The group driving the change are called LGBTory, an organization of LGBT conservatives and allies.
A few days ago I met them at their pub gathering, next to the Vancouver Convention center. They go by the tagline the "Rainbow Conservatives," an apt slogan given the colourful individuals that form this group.
This spectrum of characters included the jovial giant Eric Lorenzen, VP Communications for the group, who told me:
"The thought of having to get a licence from the government to get married really sticks in my craw. However, we have the legal system that we have, and marriage isn't going away. Our position is that, since the government licences marriage, the CPC's official policy to deny marriage licences to same-sex couples infringes on the legal rights of same-sex couples."
He went on to say:
"More than that, our biggest concern is that the CPC's policy on marriage (they're the only party with ANY policy on marriage of any kind) repels centrist voters who would otherwise be our allies on issues like small government, individual rights, low taxes, etc. These voters are essential to winning elections."
I also spoke to the president of the group, business owner Doc Von Lichtenberg. With a Gandalf-like beard and enchanting deep voice, he was as interesting a man as his name suggests. He told me:
"We don't want to change the CPC's marriage policy; we want the CPC to have NO marriage policy whatsoever. We want the contentious articles in the Policy Declaration removed, not replaced with something else."
Not everyone at the gathering was gay. I also spoke to some of the straight allies Natalie Pon (Edmonton West Policy Chair) and Joseph Heap (President of Fort McMurray-Cold Lake), co-sponsors of the resolution.

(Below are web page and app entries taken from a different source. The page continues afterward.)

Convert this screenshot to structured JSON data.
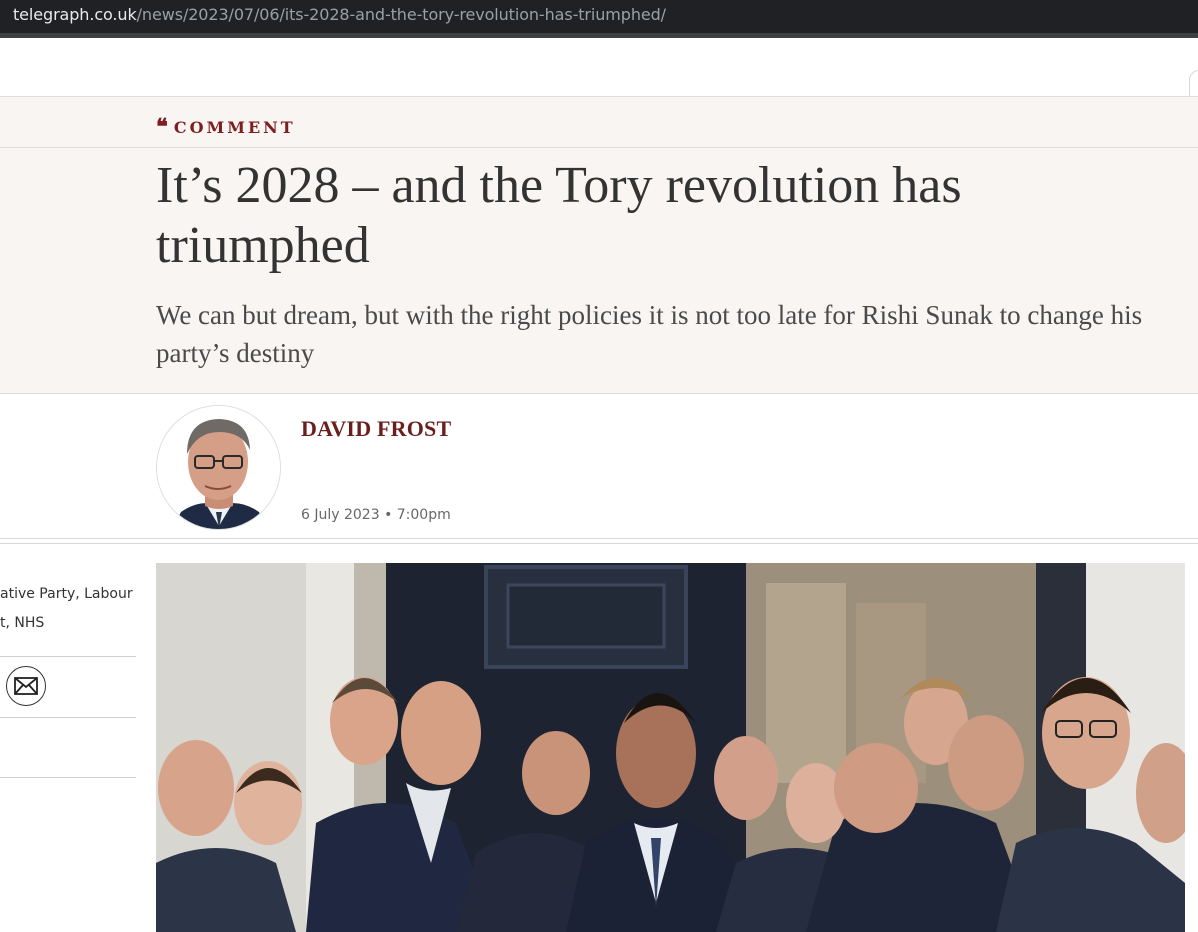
{
  "browser": {
    "url_domain": "telegraph.co.uk",
    "url_path": "/news/2023/07/06/its-2028-and-the-tory-revolution-has-triumphed/"
  },
  "article": {
    "section": "COMMENT",
    "section_icon": "quote-icon",
    "headline": "It’s 2028 – and the Tory revolution has triumphed",
    "standfirst": "We can but dream, but with the right policies it is not too late for Rishi Sunak to change his party’s destiny",
    "author": "DAVID FROST",
    "date": "6 July 2023 • 7:00pm"
  },
  "sidebar": {
    "tags_line1": "ative Party, Labour",
    "tags_line2": "t, NHS",
    "share_icon": "mail-icon"
  },
  "colors": {
    "accent": "#7d1f1f",
    "header_bg": "#f8f5f2",
    "text": "#333333"
  }
}
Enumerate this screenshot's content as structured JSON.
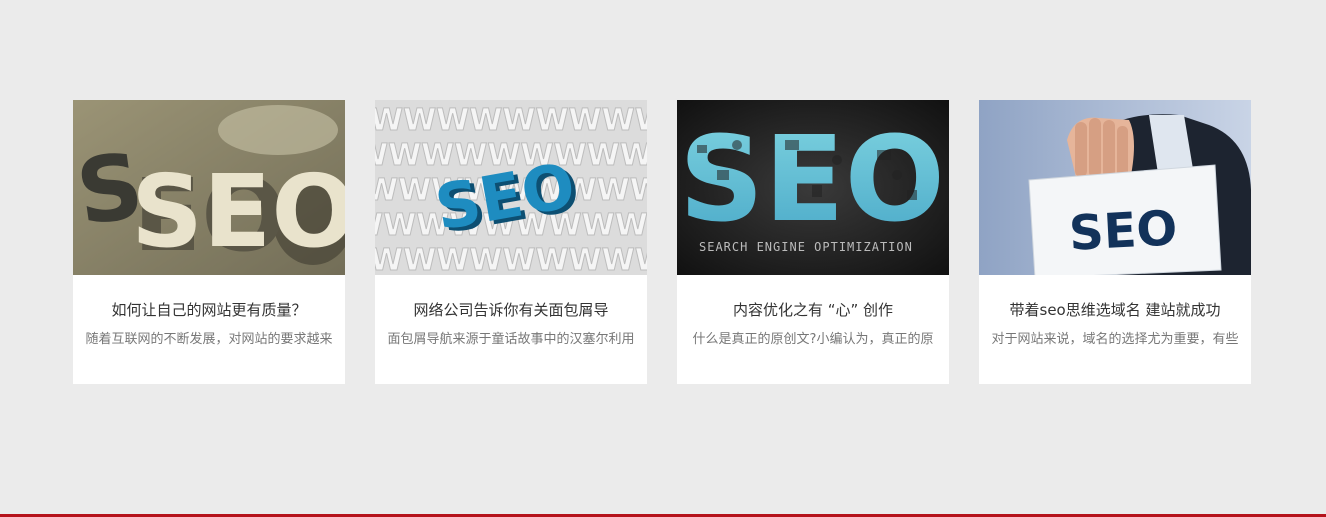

“We want to remove having marriage defined in the CPC policy declaration. It currently states that the Party supports legislation defining marriage as between one man and one woman” said Natalie.
“We want to create a more inclusive party that supports personal freedoms.” said Joseph. “It's time to get rid of this part of our policy declaration and move on. All leadership contestants to date have been supportive and we don't see this becoming an issue again in the future."
LGBTory should be proud of what they have achieved today. And I’m sure I speak for everyone in the LGBT community in expressing our gratitude.
(PHOTO: Natalie Pon, Joseph Heap and other LGBTory members)